Article

Samantha Crowell

civil rights activist and film producer, was born in Tarrytown, in suburban Westchester County, New York, the daughter of William “Billy” Richardson, an auto worker and union activist, and Mae Louise Tucker Richardson, who was at that time a homemaker. When Judy was seven her father died at work, forcing her mother to reenter the workforce as a civil servant. Despite efforts to place Judy on a business track at her high school, Mae Louise Richardson encouraged her daughter to take college preparatory courses, in which she was the only black student.

In 1962 Richardson entered Swarthmore College in Swarthmore, Pennsylvania, on a full scholarship. She was one of eight African American freshmen, the largest group of black students at the college to that date. During her first year at Swarthmore, Richardson began working with the Cambridge Movement in Cambridge, Maryland. Led by the activist Gloria Richardson ...

Article

David A. Gerstner

filmmaker, was born Marlon Troy Riggs in Fort Worth, Texas, to Jean Williams, director of Equal Employment Opportunity and Civil Rights, a federal agency, and Alvin Riggs, who had a career in military and federal service. In the late 1960s Jean and Alvin Riggs moved Marlon and his sister, Sascha, to Augusta, Georgia, where, among other racist incidents, Marlon's school would not sponsor him in the state spelling bee even though he won the local contest. Alvin Riggs's military job took the family to Germany, where Marlon spent his high school years.

Like other African Americans who had lived abroad Marlon was struck by the overt racism and segregation that he experienced upon his return to the United States In addition to the ideological divides of race Riggs s homosexuality further complicated the oversimplified determinants of identity His experiences and observations of difference however served as ...

Article

Malaika B. Horne

filmmaker, educator, writer, and gay and civil rights activist.
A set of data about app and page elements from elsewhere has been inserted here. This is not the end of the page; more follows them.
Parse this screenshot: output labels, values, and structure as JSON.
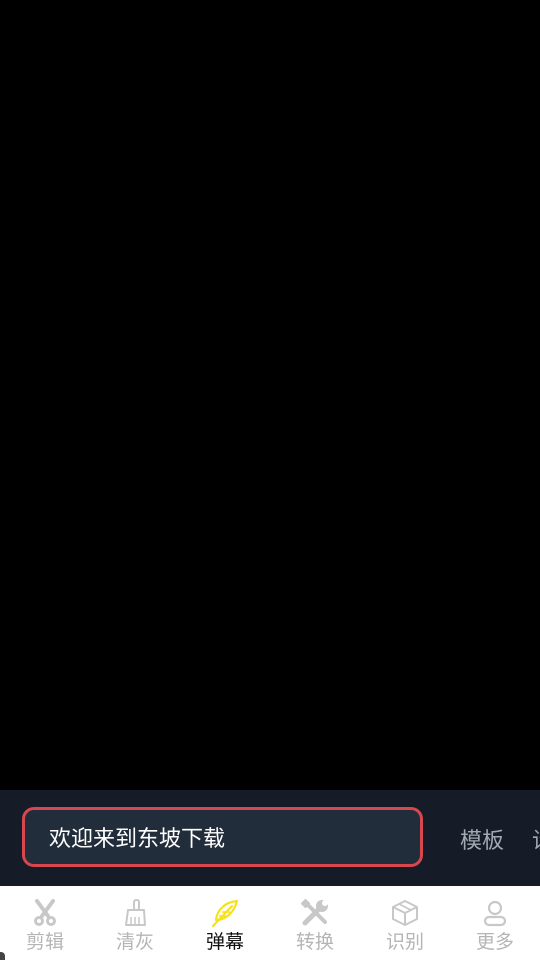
{
  "input_bar": {
    "text": "欢迎来到东坡下载",
    "template_label": "模板",
    "settings_label": "设"
  },
  "tabs": [
    {
      "label": "剪辑",
      "icon": "scissors-icon",
      "active": false
    },
    {
      "label": "清灰",
      "icon": "brush-icon",
      "active": false
    },
    {
      "label": "弹幕",
      "icon": "feather-icon",
      "active": true
    },
    {
      "label": "转换",
      "icon": "wrench-icon",
      "active": false
    },
    {
      "label": "识别",
      "icon": "cube-icon",
      "active": false
    },
    {
      "label": "更多",
      "icon": "user-icon",
      "active": false
    }
  ],
  "colors": {
    "accent": "#f5e11c",
    "input_border": "#d7474d",
    "inactive": "#c8c8c8"
  }
}
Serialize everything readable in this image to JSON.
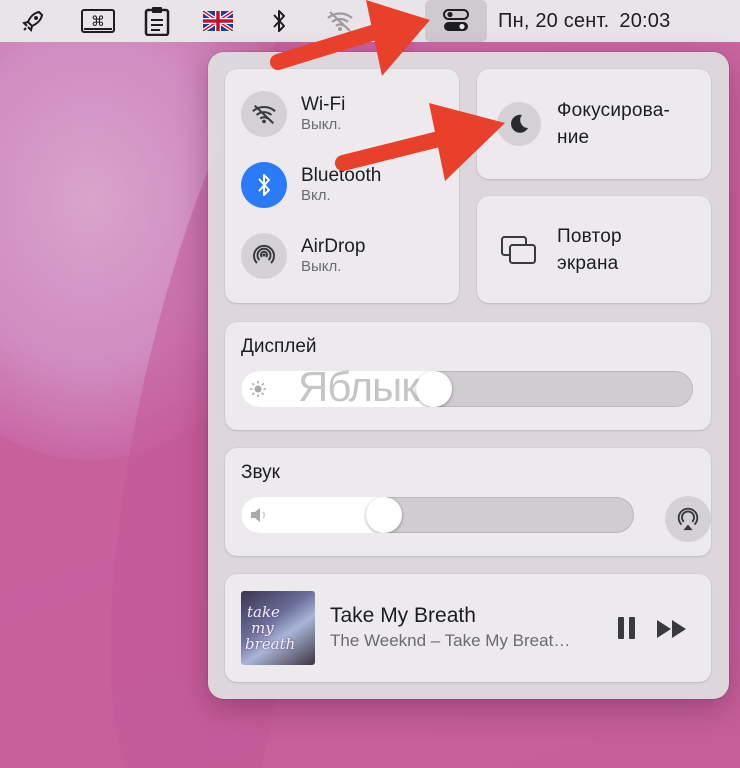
{
  "menubar": {
    "icons": [
      "rocket-icon",
      "command-keyboard-icon",
      "clipboard-icon",
      "uk-flag-icon",
      "bluetooth-icon",
      "wifi-off-icon",
      "control-center-icon"
    ],
    "date": "Пн, 20 сент.",
    "time": "20:03"
  },
  "control_center": {
    "connectivity": [
      {
        "name": "Wi-Fi",
        "status": "Выкл.",
        "icon": "wifi-off-icon",
        "active": false
      },
      {
        "name": "Bluetooth",
        "status": "Вкл.",
        "icon": "bluetooth-icon",
        "active": true
      },
      {
        "name": "AirDrop",
        "status": "Выкл.",
        "icon": "airdrop-icon",
        "active": false
      }
    ],
    "focus": {
      "label_line1": "Фокусирова-",
      "label_line2": "ние",
      "icon": "moon-icon"
    },
    "screen_mirroring": {
      "label_line1": "Повтор",
      "label_line2": "экрана",
      "icon": "screen-mirroring-icon"
    },
    "display": {
      "title": "Дисплей",
      "brightness": 0.42,
      "icon": "sun-icon"
    },
    "sound": {
      "title": "Звук",
      "volume": 0.35,
      "icon": "speaker-icon"
    },
    "now_playing": {
      "title": "Take My Breath",
      "subtitle": "The Weeknd – Take My Breat…",
      "album_art_text": [
        "take",
        "my",
        "breath"
      ]
    }
  },
  "watermark": "Яблык",
  "colors": {
    "accent_blue": "#2b7af7",
    "arrow_red": "#e8402a",
    "menubar_bg": "#e9e4e8",
    "panel_bg": "#dedcde"
  }
}
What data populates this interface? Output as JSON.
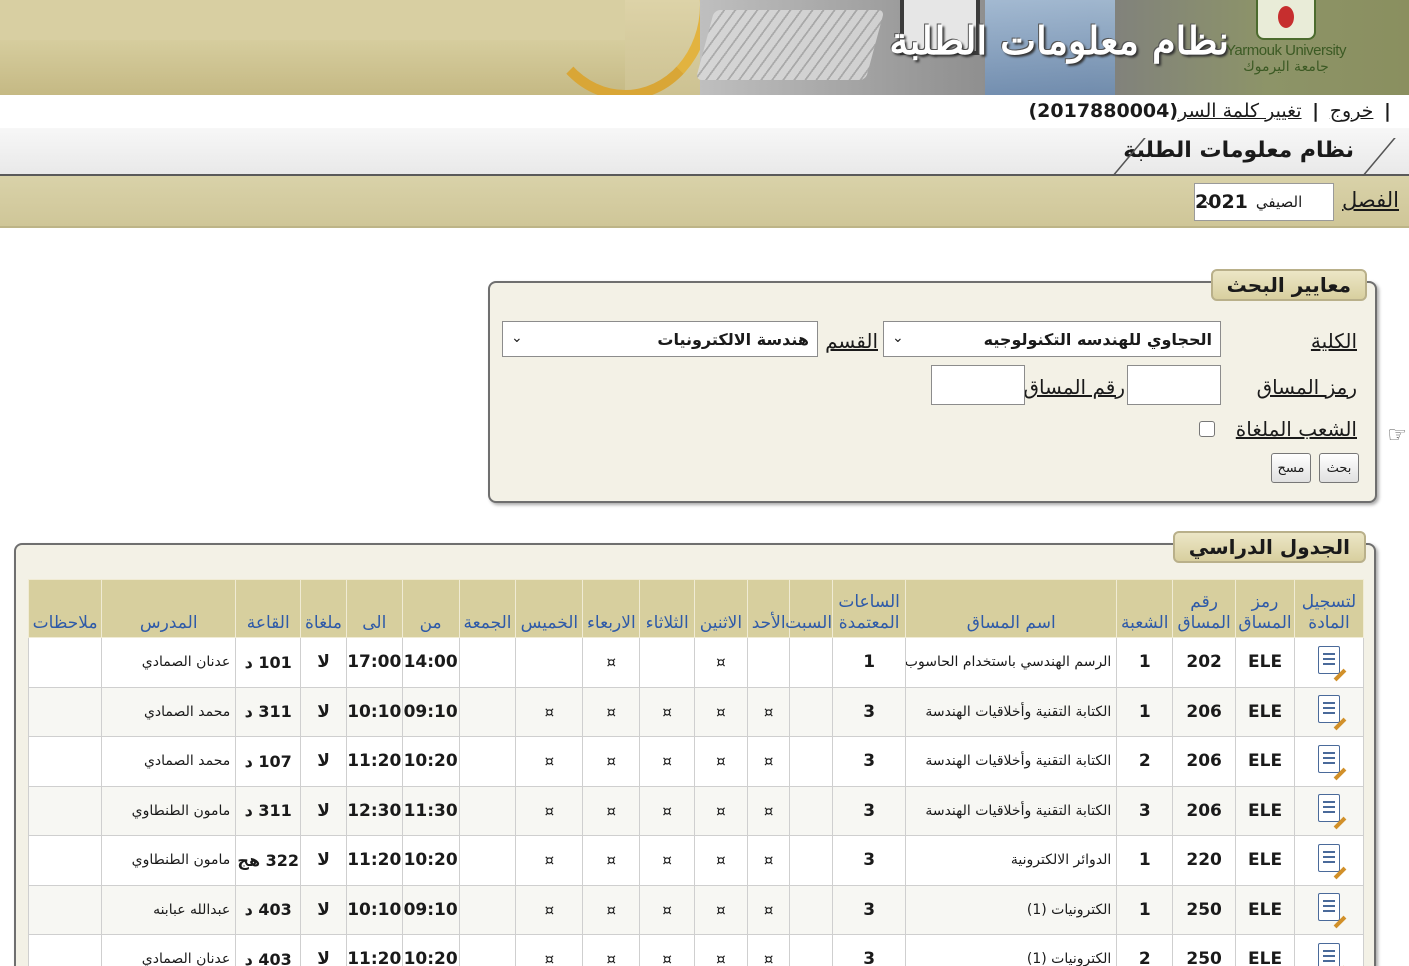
{
  "banner": {
    "title": "نظام معلومات الطلبة",
    "logo_en": "Yarmouk University",
    "logo_ar": "جامعة اليرموك"
  },
  "userbar": {
    "logout": "خروج",
    "change_password": "تغيير كلمة السر",
    "student_id": "(2017880004)"
  },
  "module_tab": "نظام معلومات الطلبة",
  "semester": {
    "label": "الفصل",
    "term": "الصيفي",
    "year": "2021"
  },
  "search": {
    "legend": "معايير البحث",
    "faculty_label": "الكلية",
    "faculty_value": "الحجاوي للهندسه التكنولوجيه",
    "department_label": "القسم",
    "department_value": "هندسة الالكترونيات",
    "course_code_label": "رمز المساق",
    "course_number_label": "رقم المساق",
    "cancelled_sections_label": "الشعب الملغاة",
    "search_button": "بحث",
    "clear_button": "مسح"
  },
  "schedule": {
    "legend": "الجدول الدراسي",
    "columns": [
      "لتسجيل المادة",
      "رمز المساق",
      "رقم المساق",
      "الشعبة",
      "اسم المساق",
      "الساعات المعتمدة",
      "السبت",
      "الأحد",
      "الاثنين",
      "الثلاثاء",
      "الاربعاء",
      "الخميس",
      "الجمعة",
      "من",
      "الى",
      "ملغاة",
      "القاعة",
      "المدرس",
      "ملاحظات"
    ],
    "rows": [
      {
        "code": "ELE",
        "number": "202",
        "section": "1",
        "name": "الرسم الهندسي باستخدام الحاسوب",
        "hours": "1",
        "sat": "",
        "sun": "",
        "mon": "¤",
        "tue": "",
        "wed": "¤",
        "thu": "",
        "fri": "",
        "from": "14:00",
        "to": "17:00",
        "cancelled": "لا",
        "room": "101 د",
        "instructor": "عدنان الصمادي",
        "notes": ""
      },
      {
        "code": "ELE",
        "number": "206",
        "section": "1",
        "name": "الكتابة التقنية وأخلاقيات الهندسة",
        "hours": "3",
        "sat": "",
        "sun": "¤",
        "mon": "¤",
        "tue": "¤",
        "wed": "¤",
        "thu": "¤",
        "fri": "",
        "from": "09:10",
        "to": "10:10",
        "cancelled": "لا",
        "room": "311 د",
        "instructor": "محمد الصمادي",
        "notes": ""
      },
      {
        "code": "ELE",
        "number": "206",
        "section": "2",
        "name": "الكتابة التقنية وأخلاقيات الهندسة",
        "hours": "3",
        "sat": "",
        "sun": "¤",
        "mon": "¤",
        "tue": "¤",
        "wed": "¤",
        "thu": "¤",
        "fri": "",
        "from": "10:20",
        "to": "11:20",
        "cancelled": "لا",
        "room": "107 د",
        "instructor": "محمد الصمادي",
        "notes": ""
      },
      {
        "code": "ELE",
        "number": "206",
        "section": "3",
        "name": "الكتابة التقنية وأخلاقيات الهندسة",
        "hours": "3",
        "sat": "",
        "sun": "¤",
        "mon": "¤",
        "tue": "¤",
        "wed": "¤",
        "thu": "¤",
        "fri": "",
        "from": "11:30",
        "to": "12:30",
        "cancelled": "لا",
        "room": "311 د",
        "instructor": "مامون الطنطاوي",
        "notes": ""
      },
      {
        "code": "ELE",
        "number": "220",
        "section": "1",
        "name": "الدوائر الالكترونية",
        "hours": "3",
        "sat": "",
        "sun": "¤",
        "mon": "¤",
        "tue": "¤",
        "wed": "¤",
        "thu": "¤",
        "fri": "",
        "from": "10:20",
        "to": "11:20",
        "cancelled": "لا",
        "room": "322 هج",
        "instructor": "مامون الطنطاوي",
        "notes": ""
      },
      {
        "code": "ELE",
        "number": "250",
        "section": "1",
        "name": "الكترونيات (1)",
        "hours": "3",
        "sat": "",
        "sun": "¤",
        "mon": "¤",
        "tue": "¤",
        "wed": "¤",
        "thu": "¤",
        "fri": "",
        "from": "09:10",
        "to": "10:10",
        "cancelled": "لا",
        "room": "403 د",
        "instructor": "عبدالله عبابنه",
        "notes": ""
      },
      {
        "code": "ELE",
        "number": "250",
        "section": "2",
        "name": "الكترونيات (1)",
        "hours": "3",
        "sat": "",
        "sun": "¤",
        "mon": "¤",
        "tue": "¤",
        "wed": "¤",
        "thu": "¤",
        "fri": "",
        "from": "10:20",
        "to": "11:20",
        "cancelled": "لا",
        "room": "403 د",
        "instructor": "عدنان الصمادي",
        "notes": ""
      }
    ]
  }
}
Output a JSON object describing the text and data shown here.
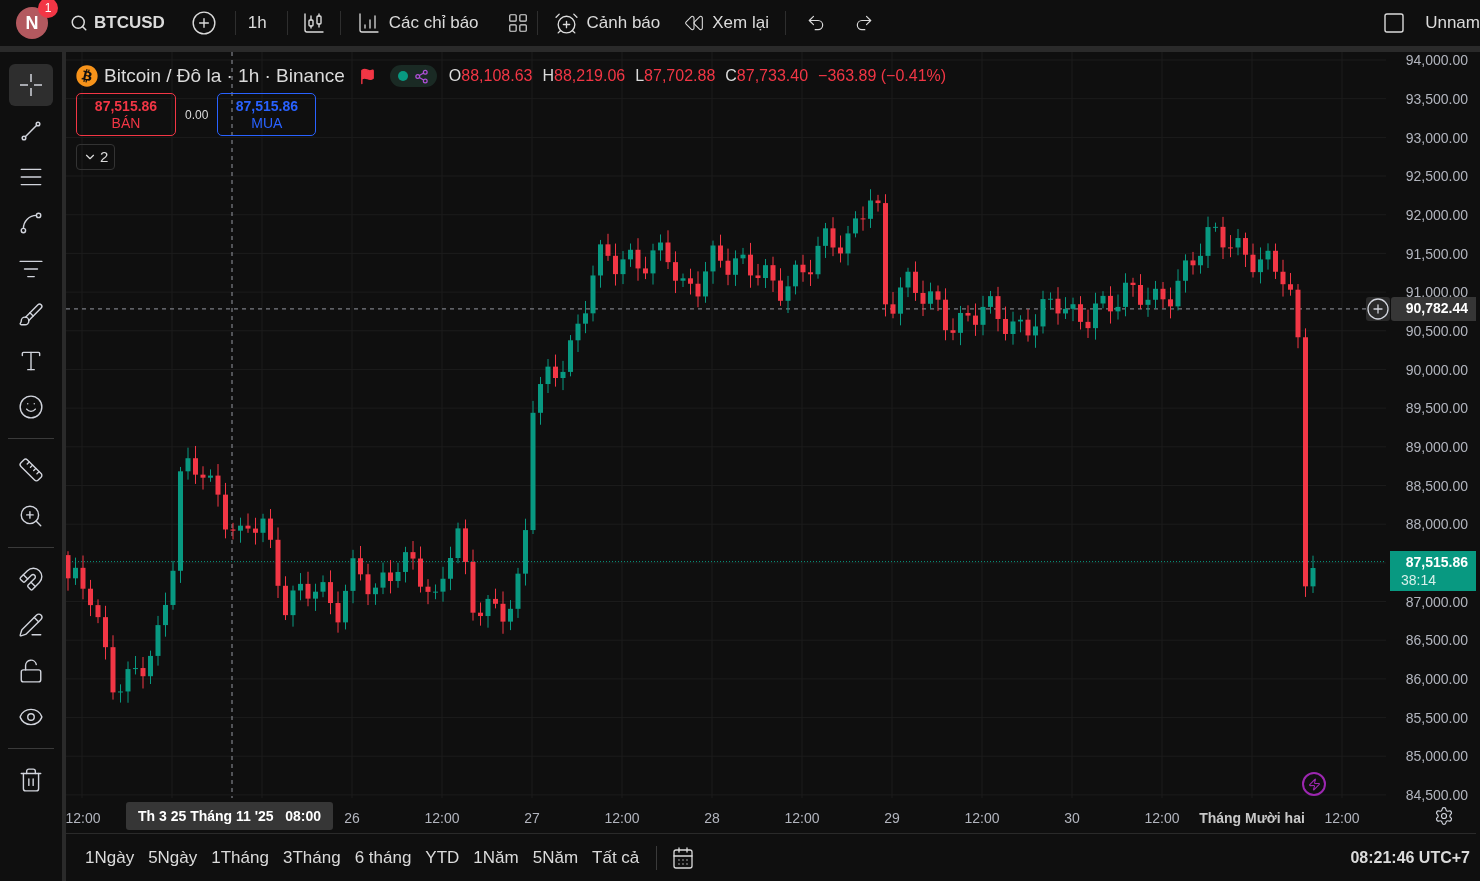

Riggs was born into a military family in Fort Worth, Texas, one of two children of Jean Riggs and Alvin Riggs. He graduated magna cum laude with a bachelor's degree in history from Harvard University in 1978. In 1981 he earned a master's degree in journalism at the University of California, Berkeley. A brilliant documentary filmmaker and scholar, he had a raw aesthetic sensibility that sought to shock and galvanize. The youngest tenured professor in the arts and humanities at the University of California, Berkeley, he taught in the Graduate School of Journalism from 1987 until 1994, the year of his passing.

At age eight Riggs moved with his family to Augusta Georgia Being confronted with racism was not new but an experience in Augusta that denied him recognition for winning a spelling bee had ...

Article

Lawrie Balfour

Reflecting on the death of Marlon Troy Riggs from acquired immunodeficiency syndrome (AIDS), cultural theorist Kobena Mercer observed, “Independent cinema lost the voice and vision of an important artist at the very moment that he was coming into his own.” At the time of his death, Riggs was at work on Black Is & Black Ain't. This feature-length film, complete by Riggs's collaborators in 1995, chronicled the variety of American identities seen as black.

Born in Fort Worth, Texas, Riggs grew up in a military family, moving from Texas to Georgia to Germany before returning to the United States to attend Harvard University. As an undergraduate he began to explore connections between black and gay identities. His studies led to a senior thesis on the treatment of male homosexuality in literature. After graduating magna cum laude in 1978 Riggs worked briefly at a Texas television station ...